Missouri courts have historically adhered to the "American rule" that, with certain exceptions, litigants bear the expense of their own attorney fees. Ordinarily, any exceptions fit into one of four categories: recovery of fees pursuant to contract, recovery provided by statute, recovery as an item of damage to a wronged party involved in collateral litigation, and, occasionally, reimbursement when ordered by a court of equity to balance benefits. Brown v. Mercantile Bank of Poplar Bluff, 820 S.W.2d 327, 340[22] (Mo.App.1991).

A trial court is authorized under § 452.355.1, RSMo Supp.1988, to order one party to pay the other's attorney fees, but the court is required to consider the financial resources of both parties before doing so. Factors other than financial resources also are to be taken into account, and how the factors balance will vary from case to case. A trial court has broad discretion in awarding attorney fees in dissolution cases, and only on a showing of an abuse of that discretion will an appellate court interfere with an attorney fee award. In re Marriage of McCoy, 818 S.W.2d 322, 325 (Mo.App.1991).

"The trial court was not required to hear evidence on the extent and value of the legal services rendered, as the judge is considered an expert on that question and can fix that amount without the aid of evidence." In re Marriage of Haubein, 726 S.W.2d 433, 437 (Mo.App.1987) (citing In re Marriage of Brewer, 592 S.W.2d 529, 536[18] (Mo.App. 1979)).

Father's reliance on Tepper is misplaced. The issue in Tepper was the propriety of an order pendente lite requiring the husband to pay on behalf of the wife $10,000 in attorney fees on account and a $5,000 expert witness fee where there was no evidence in the record to support the award. Here, the trial court heard evidence on the financial circumstances of both parties and exercised its authority as a court of equity and under the *953 statute to award attorney fees to Mother. We find no abuse of discretion in the award.

We affirm the judgment of the trial court.

PARRISH, C.J., and MONTGOMERY, J., concur.


[1] The trial court's award is permitted under the statute. See, e.g., Lipe v. Lipe, 743 S.W.2d 601, 602-03[2, 3] (Mo.App.1988), in which the court of appeals reversed an award of joint legal custody and affirmed an award of joint physical custody. In Lipe, the court relied on § 452.375.3, RSMo 1986, which provided in pertinent part:

The court may award joint physical custody or joint legal custody, or both, to both parents or sole custody to either parent, or, when the court finds that each parent is unfit or unable, and that it is in the best interest of the child, then to a third party.

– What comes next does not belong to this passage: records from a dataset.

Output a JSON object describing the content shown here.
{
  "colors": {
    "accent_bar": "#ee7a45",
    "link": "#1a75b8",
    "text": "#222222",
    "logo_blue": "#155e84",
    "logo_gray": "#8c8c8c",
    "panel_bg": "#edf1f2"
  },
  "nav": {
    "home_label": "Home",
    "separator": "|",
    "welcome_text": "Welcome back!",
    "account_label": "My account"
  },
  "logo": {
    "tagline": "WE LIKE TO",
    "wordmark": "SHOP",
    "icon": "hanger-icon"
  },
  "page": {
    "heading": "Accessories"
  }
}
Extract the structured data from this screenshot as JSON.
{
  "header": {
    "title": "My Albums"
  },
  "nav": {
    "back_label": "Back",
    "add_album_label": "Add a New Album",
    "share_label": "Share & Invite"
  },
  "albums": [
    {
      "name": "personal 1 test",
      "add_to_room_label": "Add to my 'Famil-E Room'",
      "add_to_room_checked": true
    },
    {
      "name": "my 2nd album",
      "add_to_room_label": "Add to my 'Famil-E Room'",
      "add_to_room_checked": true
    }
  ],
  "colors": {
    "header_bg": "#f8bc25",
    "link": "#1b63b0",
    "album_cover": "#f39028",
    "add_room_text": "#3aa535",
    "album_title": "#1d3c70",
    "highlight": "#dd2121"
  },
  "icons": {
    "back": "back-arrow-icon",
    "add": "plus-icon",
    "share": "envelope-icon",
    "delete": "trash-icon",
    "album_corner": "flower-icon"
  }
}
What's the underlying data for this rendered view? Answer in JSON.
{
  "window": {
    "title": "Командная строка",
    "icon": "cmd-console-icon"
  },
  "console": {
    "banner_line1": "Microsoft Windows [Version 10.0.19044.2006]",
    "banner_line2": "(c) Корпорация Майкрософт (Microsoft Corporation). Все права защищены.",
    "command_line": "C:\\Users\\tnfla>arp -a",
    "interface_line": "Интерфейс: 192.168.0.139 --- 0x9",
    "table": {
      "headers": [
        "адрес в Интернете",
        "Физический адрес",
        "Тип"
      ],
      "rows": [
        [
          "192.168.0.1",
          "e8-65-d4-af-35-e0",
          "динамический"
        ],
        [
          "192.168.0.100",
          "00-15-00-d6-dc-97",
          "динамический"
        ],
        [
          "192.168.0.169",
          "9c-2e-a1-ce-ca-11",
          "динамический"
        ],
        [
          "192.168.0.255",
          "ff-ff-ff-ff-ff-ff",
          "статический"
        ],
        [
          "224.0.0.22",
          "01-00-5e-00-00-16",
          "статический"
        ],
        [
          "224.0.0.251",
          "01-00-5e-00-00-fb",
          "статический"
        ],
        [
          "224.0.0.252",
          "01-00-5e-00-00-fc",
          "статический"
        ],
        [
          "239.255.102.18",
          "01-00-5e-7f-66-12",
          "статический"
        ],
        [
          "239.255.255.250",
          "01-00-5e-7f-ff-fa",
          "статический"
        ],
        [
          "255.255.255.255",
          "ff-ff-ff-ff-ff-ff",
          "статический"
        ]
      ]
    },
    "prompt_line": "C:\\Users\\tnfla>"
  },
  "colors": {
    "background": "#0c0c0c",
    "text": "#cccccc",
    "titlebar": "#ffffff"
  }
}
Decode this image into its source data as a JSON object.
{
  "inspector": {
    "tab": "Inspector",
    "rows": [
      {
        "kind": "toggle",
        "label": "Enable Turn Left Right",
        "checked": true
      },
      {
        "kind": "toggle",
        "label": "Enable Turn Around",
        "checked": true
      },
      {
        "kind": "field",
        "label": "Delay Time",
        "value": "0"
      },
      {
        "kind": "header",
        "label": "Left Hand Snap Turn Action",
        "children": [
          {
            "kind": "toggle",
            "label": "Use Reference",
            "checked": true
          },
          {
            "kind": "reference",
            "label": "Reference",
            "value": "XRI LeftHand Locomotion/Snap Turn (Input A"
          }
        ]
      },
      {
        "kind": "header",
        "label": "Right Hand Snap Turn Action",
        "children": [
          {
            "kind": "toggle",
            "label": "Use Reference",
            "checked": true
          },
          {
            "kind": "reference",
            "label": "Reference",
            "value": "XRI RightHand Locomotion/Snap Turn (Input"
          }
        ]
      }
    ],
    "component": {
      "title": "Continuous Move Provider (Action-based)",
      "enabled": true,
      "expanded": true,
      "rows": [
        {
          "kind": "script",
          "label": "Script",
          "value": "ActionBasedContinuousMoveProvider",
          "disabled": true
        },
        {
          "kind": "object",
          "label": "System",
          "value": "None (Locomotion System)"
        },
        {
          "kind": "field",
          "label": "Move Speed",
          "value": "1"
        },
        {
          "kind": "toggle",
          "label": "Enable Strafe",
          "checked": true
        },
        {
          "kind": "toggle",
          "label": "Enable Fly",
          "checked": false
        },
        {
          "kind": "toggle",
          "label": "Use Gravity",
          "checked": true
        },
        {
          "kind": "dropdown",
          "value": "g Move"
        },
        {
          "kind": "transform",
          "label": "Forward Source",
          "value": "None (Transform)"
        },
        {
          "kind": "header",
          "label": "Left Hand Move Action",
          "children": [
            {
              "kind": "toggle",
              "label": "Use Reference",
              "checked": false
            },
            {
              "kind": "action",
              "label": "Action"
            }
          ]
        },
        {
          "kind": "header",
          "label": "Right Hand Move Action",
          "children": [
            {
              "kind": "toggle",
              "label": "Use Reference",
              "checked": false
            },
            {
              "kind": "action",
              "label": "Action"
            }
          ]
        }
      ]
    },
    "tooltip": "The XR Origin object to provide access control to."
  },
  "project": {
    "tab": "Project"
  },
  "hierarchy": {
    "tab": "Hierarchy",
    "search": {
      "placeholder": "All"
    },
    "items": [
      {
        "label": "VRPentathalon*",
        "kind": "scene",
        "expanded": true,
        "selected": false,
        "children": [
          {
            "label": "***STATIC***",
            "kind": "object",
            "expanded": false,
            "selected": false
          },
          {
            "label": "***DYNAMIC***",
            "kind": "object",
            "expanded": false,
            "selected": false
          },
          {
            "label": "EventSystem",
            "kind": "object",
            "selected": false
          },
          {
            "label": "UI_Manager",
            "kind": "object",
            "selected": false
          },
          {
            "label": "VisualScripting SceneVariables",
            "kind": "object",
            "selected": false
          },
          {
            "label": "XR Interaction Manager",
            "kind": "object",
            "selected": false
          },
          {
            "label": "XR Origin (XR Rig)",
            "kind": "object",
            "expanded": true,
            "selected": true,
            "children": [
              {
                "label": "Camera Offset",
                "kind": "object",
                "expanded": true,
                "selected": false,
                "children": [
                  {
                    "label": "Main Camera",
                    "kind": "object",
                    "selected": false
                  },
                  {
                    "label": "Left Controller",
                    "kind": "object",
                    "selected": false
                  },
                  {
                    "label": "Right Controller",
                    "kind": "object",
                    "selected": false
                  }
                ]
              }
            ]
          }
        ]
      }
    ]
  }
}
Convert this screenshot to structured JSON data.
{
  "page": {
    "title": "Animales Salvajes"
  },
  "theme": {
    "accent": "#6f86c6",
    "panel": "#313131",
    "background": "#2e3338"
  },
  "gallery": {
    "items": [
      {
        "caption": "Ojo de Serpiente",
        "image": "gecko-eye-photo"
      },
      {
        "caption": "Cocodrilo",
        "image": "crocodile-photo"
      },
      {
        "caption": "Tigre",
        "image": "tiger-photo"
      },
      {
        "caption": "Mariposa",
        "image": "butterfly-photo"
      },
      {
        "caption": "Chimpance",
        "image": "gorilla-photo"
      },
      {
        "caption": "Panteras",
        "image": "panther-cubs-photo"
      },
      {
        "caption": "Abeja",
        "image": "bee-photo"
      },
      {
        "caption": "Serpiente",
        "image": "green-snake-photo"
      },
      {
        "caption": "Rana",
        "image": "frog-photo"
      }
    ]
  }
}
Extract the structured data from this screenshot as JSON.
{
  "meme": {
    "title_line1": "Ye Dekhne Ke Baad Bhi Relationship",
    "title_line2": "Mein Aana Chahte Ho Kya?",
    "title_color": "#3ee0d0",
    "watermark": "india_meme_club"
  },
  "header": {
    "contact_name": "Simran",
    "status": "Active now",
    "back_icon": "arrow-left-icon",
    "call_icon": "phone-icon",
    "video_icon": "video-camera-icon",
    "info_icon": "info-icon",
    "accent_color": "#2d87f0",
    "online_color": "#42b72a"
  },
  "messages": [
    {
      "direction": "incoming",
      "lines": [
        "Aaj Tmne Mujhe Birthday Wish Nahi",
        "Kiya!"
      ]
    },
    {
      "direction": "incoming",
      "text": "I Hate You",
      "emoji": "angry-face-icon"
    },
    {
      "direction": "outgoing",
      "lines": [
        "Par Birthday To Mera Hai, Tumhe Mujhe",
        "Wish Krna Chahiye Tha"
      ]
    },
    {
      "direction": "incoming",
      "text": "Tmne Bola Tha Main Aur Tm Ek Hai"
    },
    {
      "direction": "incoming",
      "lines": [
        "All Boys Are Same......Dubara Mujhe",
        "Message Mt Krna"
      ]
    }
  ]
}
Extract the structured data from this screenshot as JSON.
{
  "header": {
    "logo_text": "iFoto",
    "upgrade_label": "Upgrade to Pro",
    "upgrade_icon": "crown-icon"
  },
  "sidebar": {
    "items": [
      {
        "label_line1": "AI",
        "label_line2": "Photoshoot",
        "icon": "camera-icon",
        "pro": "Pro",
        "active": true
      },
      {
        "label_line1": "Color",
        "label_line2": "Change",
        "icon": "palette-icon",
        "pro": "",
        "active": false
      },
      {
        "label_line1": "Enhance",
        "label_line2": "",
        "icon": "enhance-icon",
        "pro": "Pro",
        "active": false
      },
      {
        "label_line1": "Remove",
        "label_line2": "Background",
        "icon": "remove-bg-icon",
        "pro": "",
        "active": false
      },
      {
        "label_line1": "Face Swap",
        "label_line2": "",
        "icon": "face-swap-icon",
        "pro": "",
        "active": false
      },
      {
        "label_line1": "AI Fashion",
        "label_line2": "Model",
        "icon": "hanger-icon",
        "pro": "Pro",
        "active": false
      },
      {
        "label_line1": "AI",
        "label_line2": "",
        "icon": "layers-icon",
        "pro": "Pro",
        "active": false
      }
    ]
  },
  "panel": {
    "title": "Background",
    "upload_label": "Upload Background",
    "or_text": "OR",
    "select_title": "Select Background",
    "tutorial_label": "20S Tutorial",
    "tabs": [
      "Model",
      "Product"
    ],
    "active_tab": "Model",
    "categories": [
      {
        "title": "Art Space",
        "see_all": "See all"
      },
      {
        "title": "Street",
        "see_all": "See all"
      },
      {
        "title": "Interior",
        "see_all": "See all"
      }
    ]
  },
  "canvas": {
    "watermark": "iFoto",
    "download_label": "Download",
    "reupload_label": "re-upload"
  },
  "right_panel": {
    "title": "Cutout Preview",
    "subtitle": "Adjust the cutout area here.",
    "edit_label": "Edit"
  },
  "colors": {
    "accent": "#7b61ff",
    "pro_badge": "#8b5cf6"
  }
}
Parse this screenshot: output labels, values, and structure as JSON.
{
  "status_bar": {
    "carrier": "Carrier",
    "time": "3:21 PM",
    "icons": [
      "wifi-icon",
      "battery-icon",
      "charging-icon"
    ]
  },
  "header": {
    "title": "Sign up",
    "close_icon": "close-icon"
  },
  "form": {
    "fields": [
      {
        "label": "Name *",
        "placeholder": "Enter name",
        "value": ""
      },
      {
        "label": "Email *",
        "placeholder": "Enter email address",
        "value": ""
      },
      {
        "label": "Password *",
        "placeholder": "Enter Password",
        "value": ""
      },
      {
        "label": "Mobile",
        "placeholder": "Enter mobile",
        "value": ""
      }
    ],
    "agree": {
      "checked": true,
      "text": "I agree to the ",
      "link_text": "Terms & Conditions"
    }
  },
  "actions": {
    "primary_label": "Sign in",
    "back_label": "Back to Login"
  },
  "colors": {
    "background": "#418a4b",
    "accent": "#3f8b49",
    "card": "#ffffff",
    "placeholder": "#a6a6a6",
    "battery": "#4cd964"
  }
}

The above quoted portion of § 452.375.3, RSMo 1986, was revised by the General Assembly in 1988 and renumbered as current subsection 4. In re Marriage of Barnes, 855 S.W.2d 451, 454 (Mo.App.1993). We do not believe this revision, or the legislative expression of a preference for joint custody if in the best interests of the child, see Marriage of Barnes, 855 S.W.2d at 455[7]; Margolin v. Margolin, 796 S.W.2d 38, 49[11] (Mo.App.1990), affect the authority of a trial court to award sole legal custody and joint physical custody where such arrangement is in the best interests of the child.

[2] The word primary does not appear in § 452.375, and we take Father's complaint not to be an assertion that the court erred in awarding joint physical custody, but rather that the court's apportionment of periods of physical custody was erroneous.

Some case metadata and case summaries were written with the help of AI, which can produce inaccuracies. You should read the full case before relying on it for legal research purposes.

This site is protected by reCAPTCHA and the Google Privacy Policy and Terms of Service apply.